Nice question, that Routledge knows the answer to
A distinction must be made between the philosophical theory of conceptual > analysis and the historical philosophical movement of Conceptual Analysis.
The theory of conceptual analysis holds that concepts – general
meanings of linguistic predicates – are the fundamental objects of
philosophical inquiry, and that insights into conceptual contents are
expressed in necessary ’conceptual truths’ (analytic propositions).
There are two methods for obtaining these truths:
The movement of Conceptual Analysis arose at Cambridge during the
first half of the twentieth century, and flourished at Oxford and many
American departments of philosophy in the 1950s and early 1960s. In
the USA its doctrines came under heavy criticism, and its proponents
were not able to respond effectively; by the end of the 1970s the
movement was widely regarded as defunct
As is well known

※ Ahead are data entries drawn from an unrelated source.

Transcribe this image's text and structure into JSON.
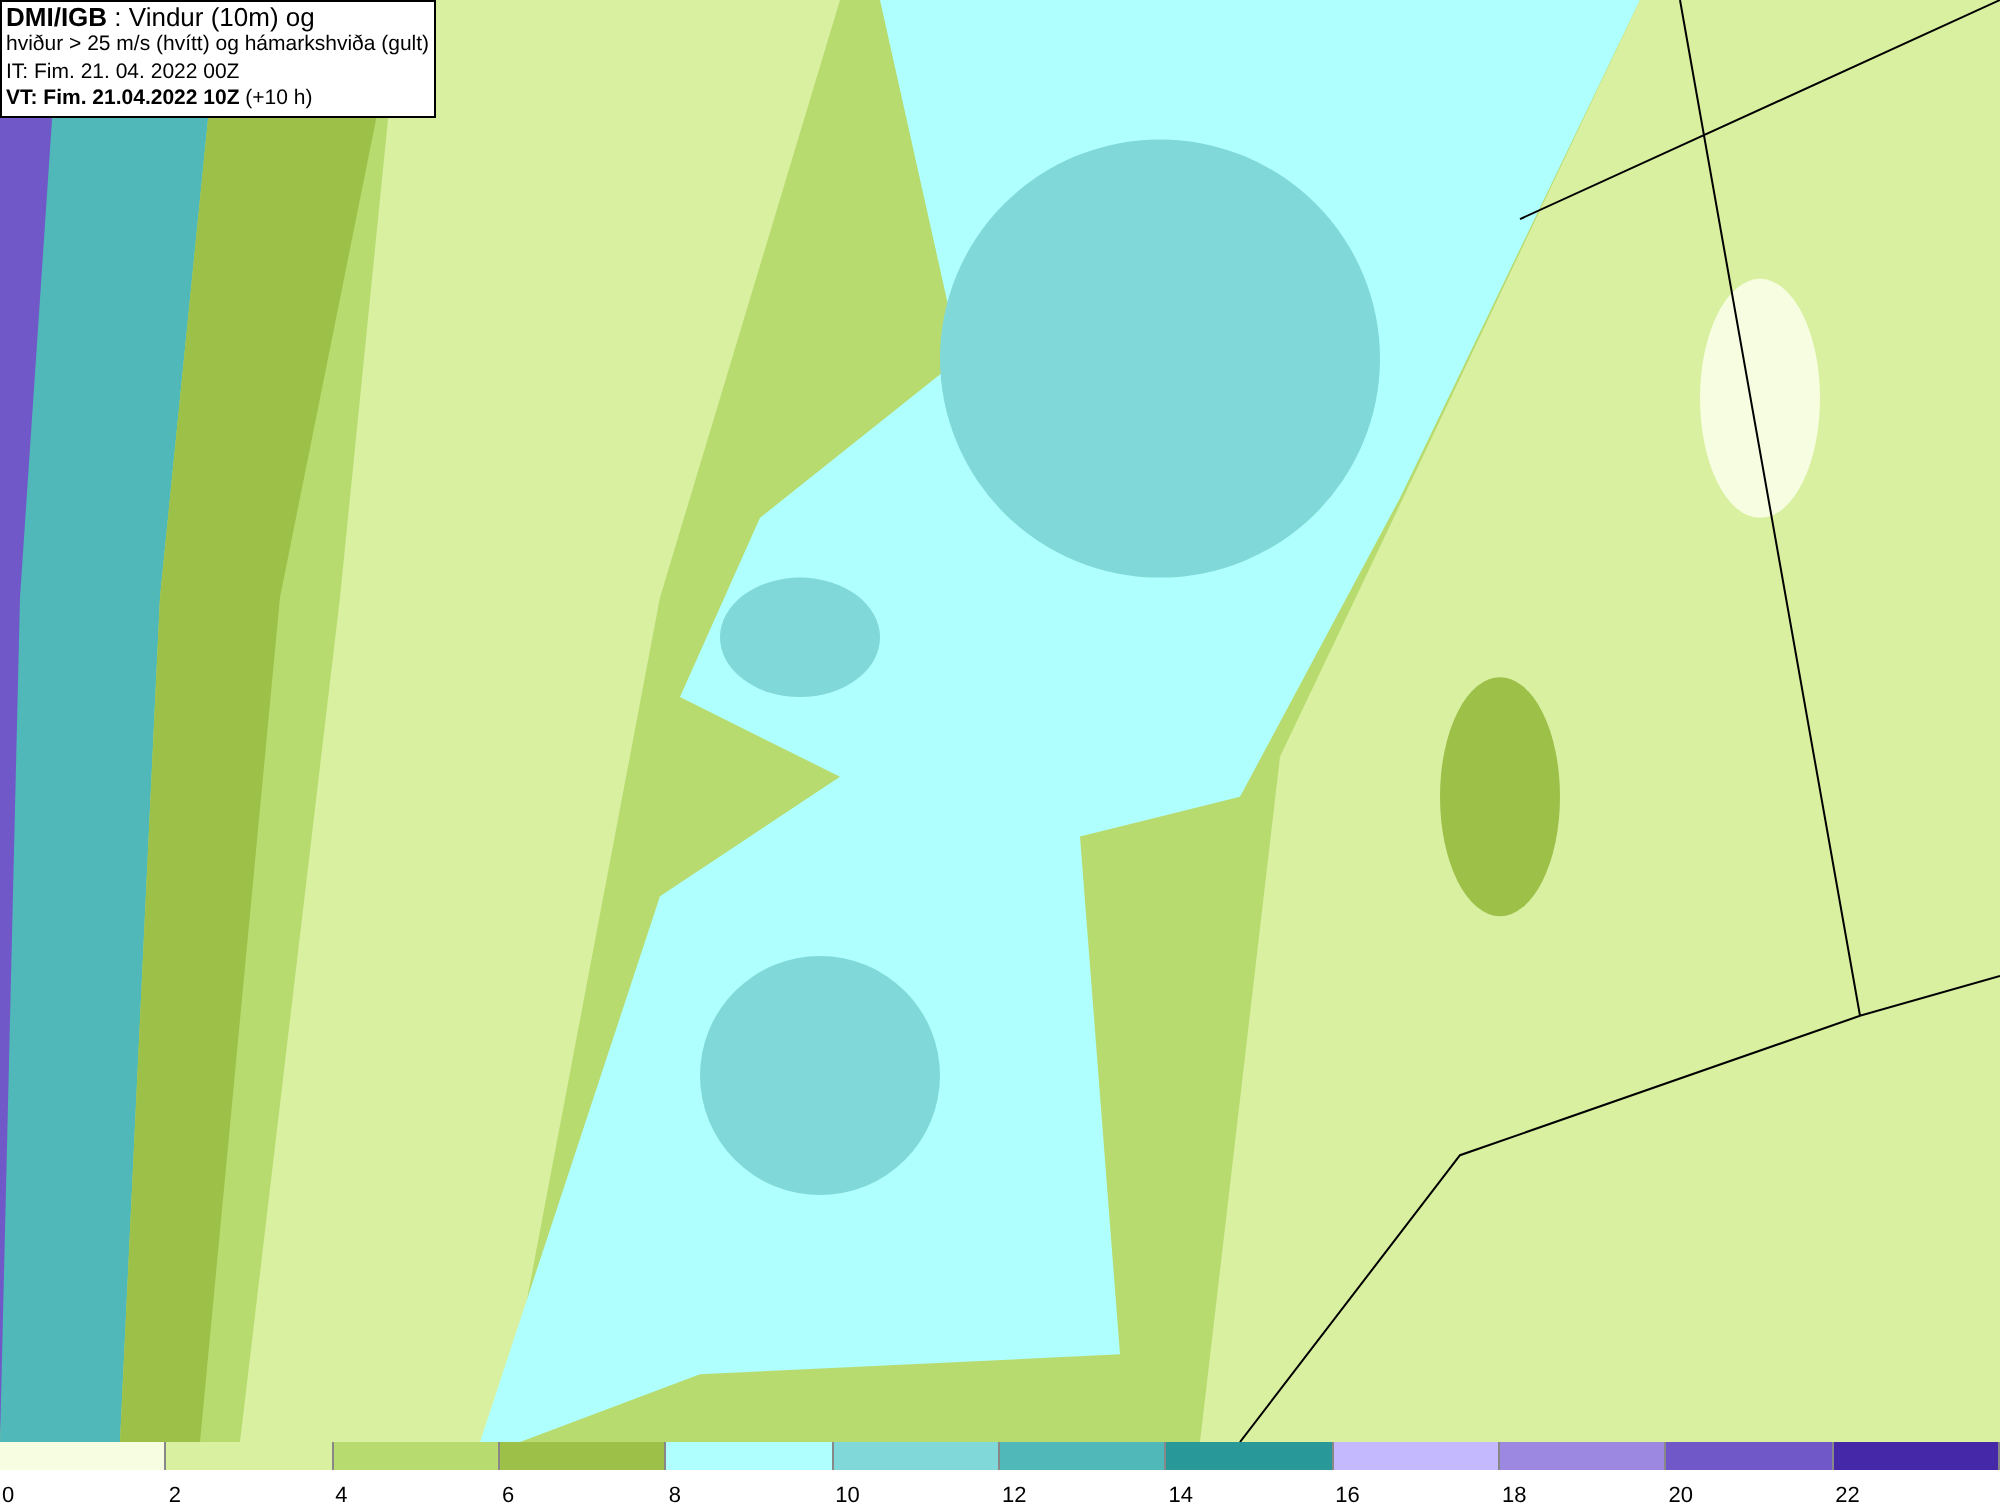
{
  "title_box": {
    "lines": [
      "**DMI/IGB** : Vindur (10m) og",
      "hviður > 25 m/s (hvítt) og hámarkshviða (gult)",
      "IT: Fim. 21. 04. 2022 00Z",
      "**VT: Fim. 21.04.2022 10Z** (+10 h)"
    ]
  },
  "legend": {
    "swatches": [
      {
        "color": "#f7fde0"
      },
      {
        "color": "#d8f0a0"
      },
      {
        "color": "#b8db70"
      },
      {
        "color": "#9cc048"
      },
      {
        "color": "#b0ffff"
      },
      {
        "color": "#80d8d8"
      },
      {
        "color": "#50b8b8"
      },
      {
        "color": "#289898"
      },
      {
        "color": "#c4b8ff"
      },
      {
        "color": "#9c88e0"
      },
      {
        "color": "#7058c8"
      },
      {
        "color": "#4428a8"
      }
    ],
    "ticks": [
      "0",
      "2",
      "4",
      "6",
      "8",
      "10",
      "12",
      "14",
      "16",
      "18",
      "20",
      "22"
    ]
  }
}
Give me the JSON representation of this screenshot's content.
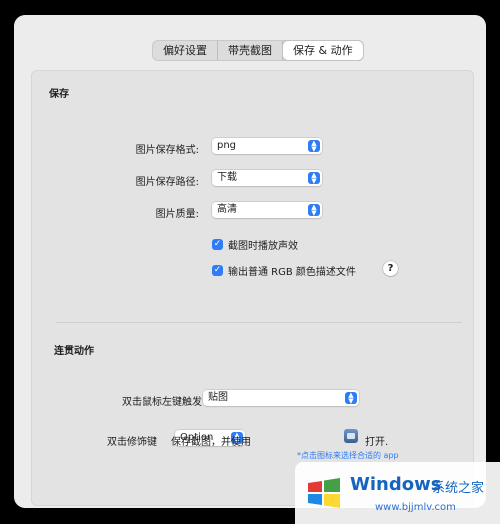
{
  "tabs": [
    {
      "label": "偏好设置"
    },
    {
      "label": "带壳截图"
    },
    {
      "label": "保存 & 动作"
    }
  ],
  "save": {
    "title": "保存",
    "format_label": "图片保存格式:",
    "format_value": "png",
    "path_label": "图片保存路径:",
    "path_value": "下载",
    "quality_label": "图片质量:",
    "quality_value": "高清",
    "check_sound": "截图时播放声效",
    "check_rgb": "输出普通 RGB 颜色描述文件",
    "help": "?"
  },
  "actions": {
    "title": "连贯动作",
    "dblclick_label": "双击鼠标左键触发",
    "dblclick_value": "贴图",
    "modifier_label": "双击修饰键",
    "modifier_value": "Option",
    "save_text": "保存截图，并使用",
    "open_text": "打开.",
    "note": "*点击图标来选择合适的 app"
  },
  "watermark": {
    "title": "Windows",
    "cn": "系统之家",
    "url": "www.bjjmlv.com"
  },
  "colors": {
    "accent": "#2f7cf6",
    "window_bg": "#ececec"
  }
}
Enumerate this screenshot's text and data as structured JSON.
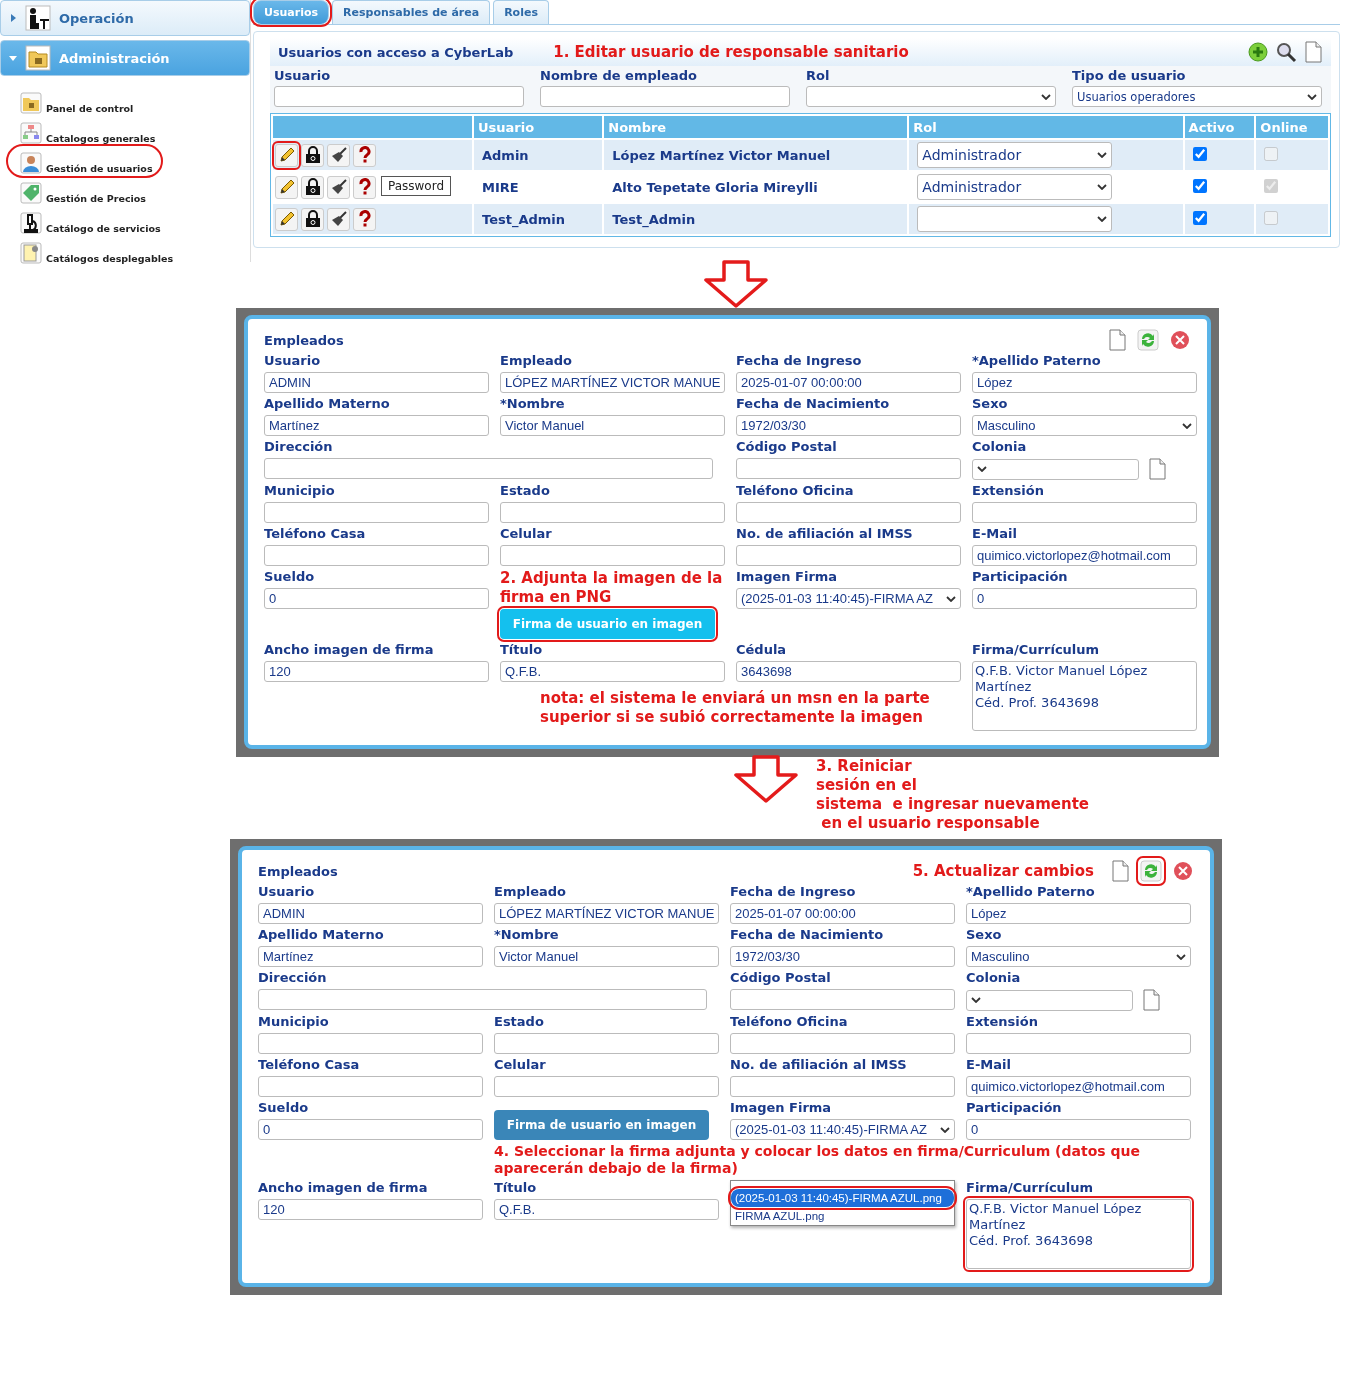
{
  "top": {
    "sidebar": [
      {
        "label": "Operación",
        "expanded": false
      },
      {
        "label": "Administración",
        "expanded": true,
        "items": [
          {
            "label": "Panel de control",
            "highlighted": false
          },
          {
            "label": "Catalogos generales",
            "highlighted": false
          },
          {
            "label": "Gestión de usuarios",
            "highlighted": true
          },
          {
            "label": "Gestión de Precios",
            "highlighted": false
          },
          {
            "label": "Catálogo de servicios",
            "highlighted": false
          },
          {
            "label": "Catálogos desplegables",
            "highlighted": false
          }
        ]
      }
    ],
    "tabs": [
      {
        "label": "Usuarios",
        "selected": true,
        "highlighted": true
      },
      {
        "label": "Responsables de área",
        "selected": false,
        "highlighted": false
      },
      {
        "label": "Roles",
        "selected": false,
        "highlighted": false
      }
    ],
    "title": "Usuarios con acceso a CyberLab",
    "annotation": "1. Editar usuario de responsable sanitario",
    "filters": [
      {
        "kind": "text",
        "label": "Usuario"
      },
      {
        "kind": "text",
        "label": "Nombre de empleado"
      },
      {
        "kind": "select",
        "label": "Rol"
      },
      {
        "kind": "select",
        "label": "Tipo de usuario",
        "value": "Usuarios operadores"
      }
    ],
    "columns": [
      "Usuario",
      "Nombre",
      "Rol",
      "Activo",
      "Online"
    ],
    "rows": [
      {
        "usuario": "Admin",
        "nombre": "López Martínez Victor Manuel",
        "rol": "Administrador",
        "activo": true,
        "online": false,
        "edit_highlighted": true
      },
      {
        "usuario": "MIRE",
        "nombre": "Alto Tepetate Gloria Mireylli",
        "rol": "Administrador",
        "activo": true,
        "online": true,
        "edit_highlighted": false,
        "tooltip": "Password"
      },
      {
        "usuario": "Test_Admin",
        "nombre": "Test_Admin",
        "activo": true,
        "online": false,
        "edit_highlighted": false
      }
    ]
  },
  "step3": [
    "3. Reiniciar",
    "sesión en el",
    "sistema  e ingresar nuevamente",
    " en el usuario responsable"
  ],
  "forms": [
    {
      "title": "Empleados",
      "refresh_highlighted": false,
      "cells": [
        {
          "kind": "text",
          "label": "Usuario",
          "value": "ADMIN"
        },
        {
          "kind": "text",
          "label": "Empleado",
          "value": "LÓPEZ MARTÍNEZ VICTOR MANUE"
        },
        {
          "kind": "text",
          "label": "Fecha de Ingreso",
          "value": "2025-01-07 00:00:00"
        },
        {
          "kind": "text",
          "label": "*Apellido Paterno",
          "value": "López"
        },
        {
          "kind": "text",
          "label": "Apellido Materno",
          "value": "Martínez"
        },
        {
          "kind": "text",
          "label": "*Nombre",
          "value": "Victor Manuel"
        },
        {
          "kind": "text",
          "label": "Fecha de Nacimiento",
          "value": "1972/03/30"
        },
        {
          "kind": "select",
          "label": "Sexo",
          "value": "Masculino"
        },
        {
          "kind": "wide",
          "label": "Dirección"
        },
        {
          "kind": "text",
          "label": "Código Postal"
        },
        {
          "kind": "select_doc",
          "label": "Colonia"
        },
        {
          "kind": "text",
          "label": "Municipio"
        },
        {
          "kind": "text",
          "label": "Estado"
        },
        {
          "kind": "text",
          "label": "Teléfono Oficina"
        },
        {
          "kind": "text",
          "label": "Extensión"
        },
        {
          "kind": "text",
          "label": "Teléfono Casa"
        },
        {
          "kind": "text",
          "label": "Celular"
        },
        {
          "kind": "text",
          "label": "No. de afiliación al IMSS"
        },
        {
          "kind": "text",
          "label": "E-Mail",
          "value": "quimico.victorlopez@hotmail.com"
        },
        {
          "kind": "text",
          "label": "Sueldo",
          "value": "0"
        },
        {
          "kind": "button",
          "text": "Firma de usuario en imagen",
          "highlighted": true,
          "note": "2. Adjunta la imagen de la firma en PNG"
        },
        {
          "kind": "select",
          "label": "Imagen Firma",
          "value": "(2025-01-03 11:40:45)-FIRMA AZ"
        },
        {
          "kind": "text",
          "label": "Participación",
          "value": "0"
        },
        {
          "kind": "text",
          "label": "Ancho imagen de firma",
          "value": "120"
        },
        {
          "kind": "text",
          "label": "Título",
          "value": "Q.F.B."
        },
        {
          "kind": "text",
          "label": "Cédula",
          "value": "3643698"
        },
        {
          "kind": "textarea",
          "label": "Firma/Currículum",
          "value": "Q.F.B. Victor Manuel López\nMartínez\nCéd. Prof. 3643698",
          "highlighted": false
        },
        {
          "kind": "note",
          "text": "nota: el sistema le enviará un msn en la parte superior si se subió correctamente la imagen"
        }
      ]
    },
    {
      "title": "Empleados",
      "refresh_highlighted": true,
      "annotation": "5. Actualizar cambios",
      "cells": [
        {
          "kind": "text",
          "label": "Usuario",
          "value": "ADMIN"
        },
        {
          "kind": "text",
          "label": "Empleado",
          "value": "LÓPEZ MARTÍNEZ VICTOR MANUE"
        },
        {
          "kind": "text",
          "label": "Fecha de Ingreso",
          "value": "2025-01-07 00:00:00"
        },
        {
          "kind": "text",
          "label": "*Apellido Paterno",
          "value": "López"
        },
        {
          "kind": "text",
          "label": "Apellido Materno",
          "value": "Martínez"
        },
        {
          "kind": "text",
          "label": "*Nombre",
          "value": "Victor Manuel"
        },
        {
          "kind": "text",
          "label": "Fecha de Nacimiento",
          "value": "1972/03/30"
        },
        {
          "kind": "select",
          "label": "Sexo",
          "value": "Masculino"
        },
        {
          "kind": "wide",
          "label": "Dirección"
        },
        {
          "kind": "text",
          "label": "Código Postal"
        },
        {
          "kind": "select_doc",
          "label": "Colonia"
        },
        {
          "kind": "text",
          "label": "Municipio"
        },
        {
          "kind": "text",
          "label": "Estado"
        },
        {
          "kind": "text",
          "label": "Teléfono Oficina"
        },
        {
          "kind": "text",
          "label": "Extensión"
        },
        {
          "kind": "text",
          "label": "Teléfono Casa"
        },
        {
          "kind": "text",
          "label": "Celular"
        },
        {
          "kind": "text",
          "label": "No. de afiliación al IMSS"
        },
        {
          "kind": "text",
          "label": "E-Mail",
          "value": "quimico.victorlopez@hotmail.com"
        },
        {
          "kind": "text",
          "label": "Sueldo",
          "value": "0"
        },
        {
          "kind": "button",
          "text": "Firma de usuario en imagen",
          "highlighted": false
        },
        {
          "kind": "select",
          "label": "Imagen Firma",
          "value": "(2025-01-03 11:40:45)-FIRMA AZ"
        },
        {
          "kind": "text",
          "label": "Participación",
          "value": "0"
        },
        {
          "kind": "callout",
          "text": "4. Seleccionar la firma adjunta y colocar los datos en firma/Curriculum (datos que aparecerán debajo de la firma)"
        },
        {
          "kind": "text",
          "label": "Ancho imagen de firma",
          "value": "120"
        },
        {
          "kind": "text",
          "label": "Título",
          "value": "Q.F.B."
        },
        {
          "kind": "listbox",
          "options": [
            {
              "label": "(2025-01-03 11:40:45)-FIRMA AZUL.png",
              "selected": true,
              "highlighted": true
            },
            {
              "label": "FIRMA AZUL.png",
              "selected": false,
              "highlighted": false
            }
          ]
        },
        {
          "kind": "textarea",
          "label": "Firma/Currículum",
          "value": "Q.F.B. Victor Manuel López\nMartínez\nCéd. Prof. 3643698",
          "highlighted": true
        }
      ]
    }
  ]
}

There’s something to it, but probably not much. ‘Transcendental’ arguments used to run: ‘If it weren’t that P, we couldn’t know that Q; and we do know that Q; therefore P.’ Philosophical fashion now prefers: ‘If it weren’t that P, we couldn’t say (or think or judge) that Q; but we do say (or think or judge) that Q; therefore P.’
Ignore this bit if you don't like ad libbing, and I'm sure someone can provide an actual example and one that is much prettier.
So we might, e.g., construct some definitions:
- Metaphysical questions are philosophical questions.
- "What is metaphysics" is a metaphysical question.
Draw an inference from their conjunction:
- "What is metaphysics" is a philosophical question.
Then ask what must be the case if we can think or say or judge that conclusion (this last step may be less obvious, but hopefully you'll agree that if you can judge that some question is a philosophical question, then you have means to do so and):
- philosophy has a definition.